Such unaccounted for “property” can lead to confusion amongst loved ones during an already difficult time. In some situations your beloved animal companion may even be turned over to a shelter.
Many people love their pets like their children therefore; it only makes sense to take the necessary legal steps to provide for them in the event that they out live you.
Who will take care of your pet in the event of your passing?
Consider meeting with family or close friends to decide on who/whom maybe the best caregiver for your pet in the unlikely event of your passing. Be honest about your expectations and only choose someone you are completely comfortable with. Not everyone will be open to taking on the responsibility of a pet that is not their own.
Make a plan!
In the event of a pet owner’s passing a plan should be in place. Where will the pet(s) go, who will feed them, what will they eat, and is this situation temporary/permanent?
Consider a pet trust
To assure the continued care of your pet for the duration of their life a formalized agreement is highly recommended. Corriveau Law will be happy to assist you with this process.
A pet trust is a legally binding agreement that provides the necessary care, treatment, and new ownership instruction should the previous owner become incapable of caring for the pet(s) any longer.
A pet owner may also arrange for financial assistance to be paid out to the new pet caretaker in installments to aid in the coverage of pet expenses. The last thing you want to do is leave your family and or close friend with the financial burden of caring for your pets. Such financial arrangements can aid in everything from food to veterinary expenses.
To best eliminate a conflict of interest it is advised the trustee is different than the pet caretaker. When a pet trust is made the owner will also decide what will happen to the remaining monies after the pet dies. The longevity of animals varies and therefore, it maybe necessary to further allocate the trust funds. Will the remaining money go to the appointed caretaker or will it serve as a donation to a local animal organization?
Quick Estate Planning Checklist For Your Pets
- Select a guardian for your pet – be sure to make expectations known and get the consent of the individual. Does he/she really want the responsibility? Or, are they simply “being nice”?
- Pet Care Instructions – doing so will be the most beneficial for those immediate circumstances following an owner’s inability to care for their furry companion. What does your pet eat? How much? Where do you take your pet for veterinary care?
- Pet Trust or Pet Protection Agreement – pet trusts or pet protection agreements both provide written proof enforceable in the event that a pet owner has died, is incapable of caring for one’s pet, and/or is hospitalized.

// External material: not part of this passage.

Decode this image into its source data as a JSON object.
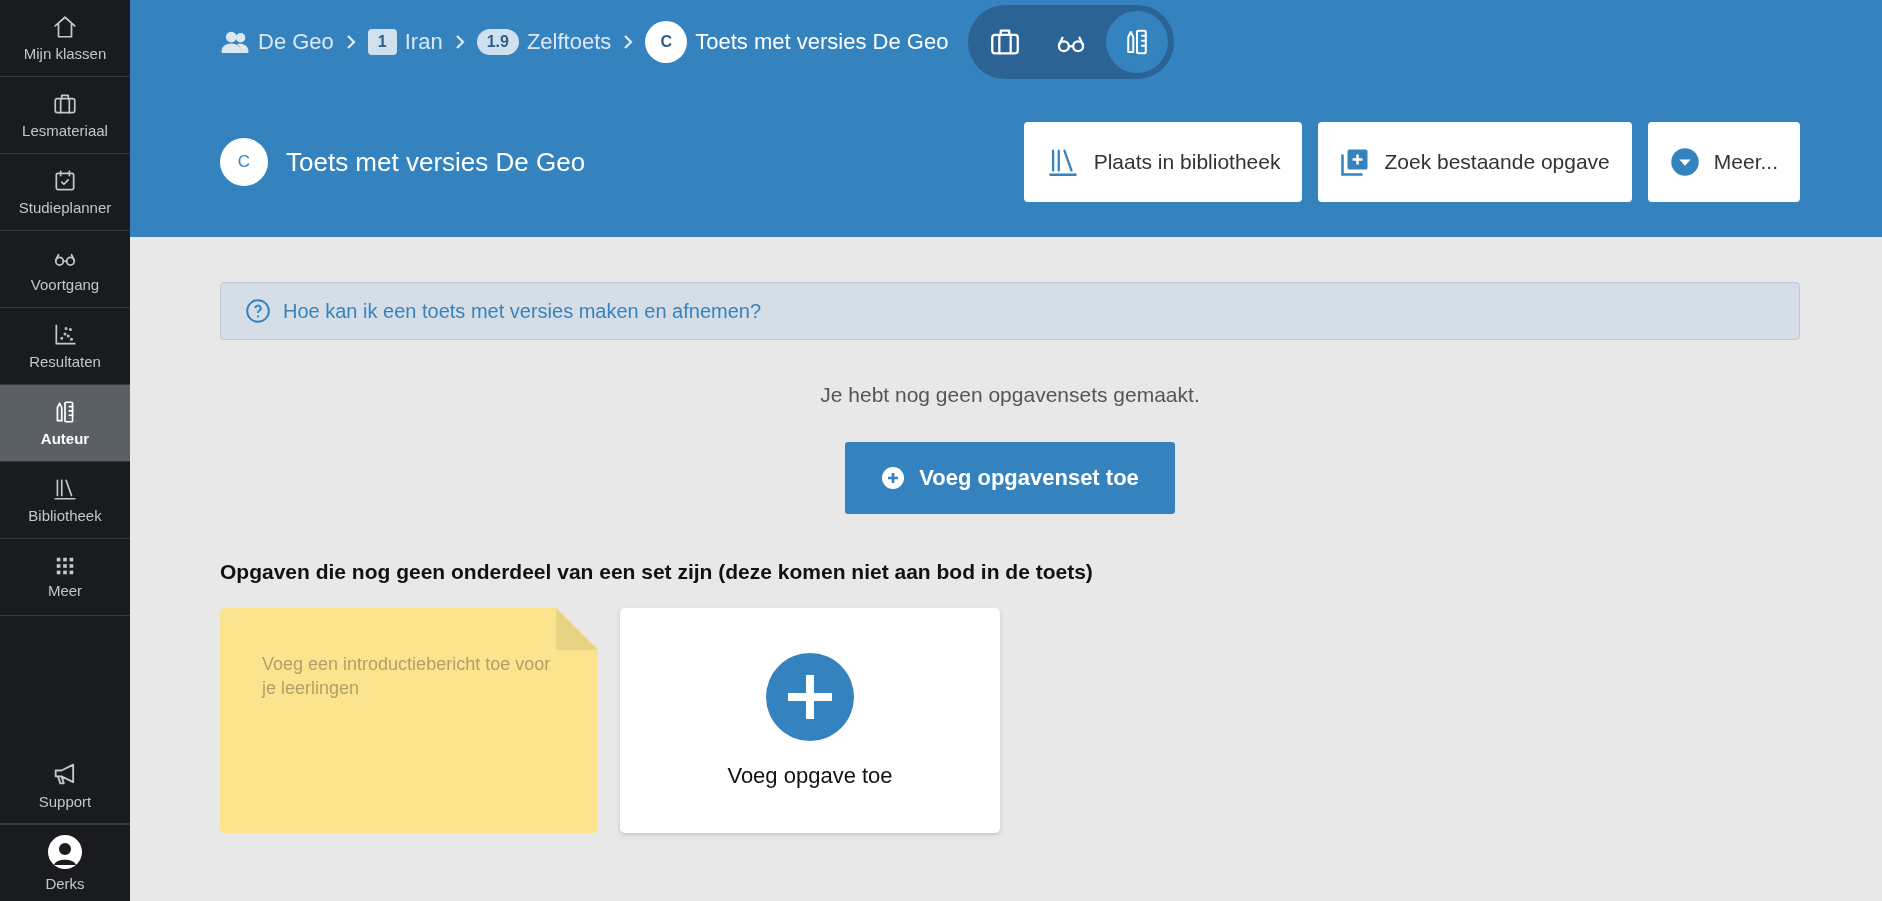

These legally binding documents provide the protection your pet deserves and that you desire for him/her.
- Choose A Remainder Beneficiary – who or what organization will receive any remaining funds should there be any in the event that you (the pet owner) dies.
Whatever your plans are for your pet(s) after you go, at Corriveau Law we highly recommend you discuss these plans with a legal representative.
While most cats and dogs live between 10 to 15 years it is not unheard of for a tortoise and some species of birds to live 60+ years. That is a long commitment to assume pet care without having a long term pet care plan in place.
Let us eliminate any future pet care confusion and let’s start planning your pet trust today!